### What is being asked:
In the entries below, go to the line containing "What's the underlying" and repeat it along with every later line, exactly.

### Task inputs:
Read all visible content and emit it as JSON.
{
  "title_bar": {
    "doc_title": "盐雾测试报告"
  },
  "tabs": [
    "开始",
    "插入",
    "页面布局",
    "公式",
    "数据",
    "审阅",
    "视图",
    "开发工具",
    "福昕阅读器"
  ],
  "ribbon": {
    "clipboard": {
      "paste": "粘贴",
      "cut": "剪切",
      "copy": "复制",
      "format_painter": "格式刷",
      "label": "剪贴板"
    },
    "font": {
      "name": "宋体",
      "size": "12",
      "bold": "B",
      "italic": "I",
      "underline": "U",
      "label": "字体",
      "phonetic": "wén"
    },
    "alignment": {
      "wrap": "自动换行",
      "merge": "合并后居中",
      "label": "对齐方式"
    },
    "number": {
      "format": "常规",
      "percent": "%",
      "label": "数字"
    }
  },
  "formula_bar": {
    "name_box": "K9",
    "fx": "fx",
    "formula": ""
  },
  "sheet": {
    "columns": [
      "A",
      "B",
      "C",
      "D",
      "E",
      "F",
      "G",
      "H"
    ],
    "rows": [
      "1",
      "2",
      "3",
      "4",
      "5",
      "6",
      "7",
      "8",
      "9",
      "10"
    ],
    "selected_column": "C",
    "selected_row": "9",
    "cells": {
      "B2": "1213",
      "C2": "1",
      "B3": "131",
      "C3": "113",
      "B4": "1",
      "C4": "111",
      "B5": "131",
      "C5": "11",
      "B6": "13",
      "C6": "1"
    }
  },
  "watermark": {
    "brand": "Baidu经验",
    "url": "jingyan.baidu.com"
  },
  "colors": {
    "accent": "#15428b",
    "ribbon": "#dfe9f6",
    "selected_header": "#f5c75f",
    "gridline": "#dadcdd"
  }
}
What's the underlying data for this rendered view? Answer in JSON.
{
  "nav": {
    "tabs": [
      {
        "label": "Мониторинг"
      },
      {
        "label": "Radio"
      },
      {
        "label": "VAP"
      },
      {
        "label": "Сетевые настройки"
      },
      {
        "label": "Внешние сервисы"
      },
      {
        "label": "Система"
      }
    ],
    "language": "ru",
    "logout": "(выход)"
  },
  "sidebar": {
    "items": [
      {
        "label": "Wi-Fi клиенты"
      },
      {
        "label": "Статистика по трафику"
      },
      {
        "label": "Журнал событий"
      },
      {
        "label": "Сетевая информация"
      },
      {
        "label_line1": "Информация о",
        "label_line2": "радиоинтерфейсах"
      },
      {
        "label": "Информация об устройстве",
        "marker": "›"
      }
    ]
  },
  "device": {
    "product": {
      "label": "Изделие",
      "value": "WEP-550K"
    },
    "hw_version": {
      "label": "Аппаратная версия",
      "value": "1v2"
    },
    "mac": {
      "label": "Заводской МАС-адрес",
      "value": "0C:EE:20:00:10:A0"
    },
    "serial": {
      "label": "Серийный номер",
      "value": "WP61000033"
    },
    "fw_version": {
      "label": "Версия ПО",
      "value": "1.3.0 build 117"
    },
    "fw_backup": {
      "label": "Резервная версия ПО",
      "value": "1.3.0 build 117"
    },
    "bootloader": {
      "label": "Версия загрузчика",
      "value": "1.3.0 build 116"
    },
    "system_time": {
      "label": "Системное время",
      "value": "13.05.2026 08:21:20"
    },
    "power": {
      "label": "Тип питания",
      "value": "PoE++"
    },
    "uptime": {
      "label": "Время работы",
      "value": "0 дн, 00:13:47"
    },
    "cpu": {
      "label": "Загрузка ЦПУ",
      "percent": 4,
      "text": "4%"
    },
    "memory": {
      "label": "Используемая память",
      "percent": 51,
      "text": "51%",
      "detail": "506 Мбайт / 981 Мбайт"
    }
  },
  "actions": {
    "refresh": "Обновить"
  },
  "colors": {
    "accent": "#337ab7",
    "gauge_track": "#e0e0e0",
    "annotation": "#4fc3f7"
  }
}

### Written reply:
What's the underlying data for this rendered view? Answer in JSON.
{
  "nav": {
    "tabs": [
      {
        "label": "Мониторинг"
      },
      {
        "label": "Radio"
      },
      {
        "label": "VAP"
      },
      {
        "label": "Сетевые настройки"
      },
      {
        "label": "Внешние сервисы"
      },
      {
        "label": "Система"
      }
    ],
    "language": "ru",
    "logout": "(выход)"
  },
  "sidebar": {
    "items": [
      {
        "label": "Wi-Fi клиенты"
      },
      {
        "label": "Статистика по трафику"
      },
      {
        "label": "Журнал событий"
      },
      {
        "label": "Сетевая информация"
      },
      {
        "label_line1": "Информация о",
        "label_line2": "радиоинтерфейсах"
      },
      {
        "label": "Информация об устройстве",
        "marker": "›"
      }
    ]
  },
  "device": {
    "product": {
      "label": "Изделие",
      "value": "WEP-550K"
    },
    "hw_version": {
      "label": "Аппаратная версия",
      "value": "1v2"
    },
    "mac": {
      "label": "Заводской МАС-адрес",
      "value": "0C:EE:20:00:10:A0"
    },
    "serial": {
      "label": "Серийный номер",
      "value": "WP61000033"
    },
    "fw_version": {
      "label": "Версия ПО",
      "value": "1.3.0 build 117"
    },
    "fw_backup": {
      "label": "Резервная версия ПО",
      "value": "1.3.0 build 117"
    },
    "bootloader": {
      "label": "Версия загрузчика",
      "value": "1.3.0 build 116"
    },
    "system_time": {
      "label": "Системное время",
      "value": "13.05.2026 08:21:20"
    },
    "power": {
      "label": "Тип питания",
      "value": "PoE++"
    },
    "uptime": {
      "label": "Время работы",
      "value": "0 дн, 00:13:47"
    },
    "cpu": {
      "label": "Загрузка ЦПУ",
      "percent": 4,
      "text": "4%"
    },
    "memory": {
      "label": "Используемая память",
      "percent": 51,
      "text": "51%",
      "detail": "506 Мбайт / 981 Мбайт"
    }
  },
  "actions": {
    "refresh": "Обновить"
  },
  "colors": {
    "accent": "#337ab7",
    "gauge_track": "#e0e0e0",
    "annotation": "#4fc3f7"
  }
}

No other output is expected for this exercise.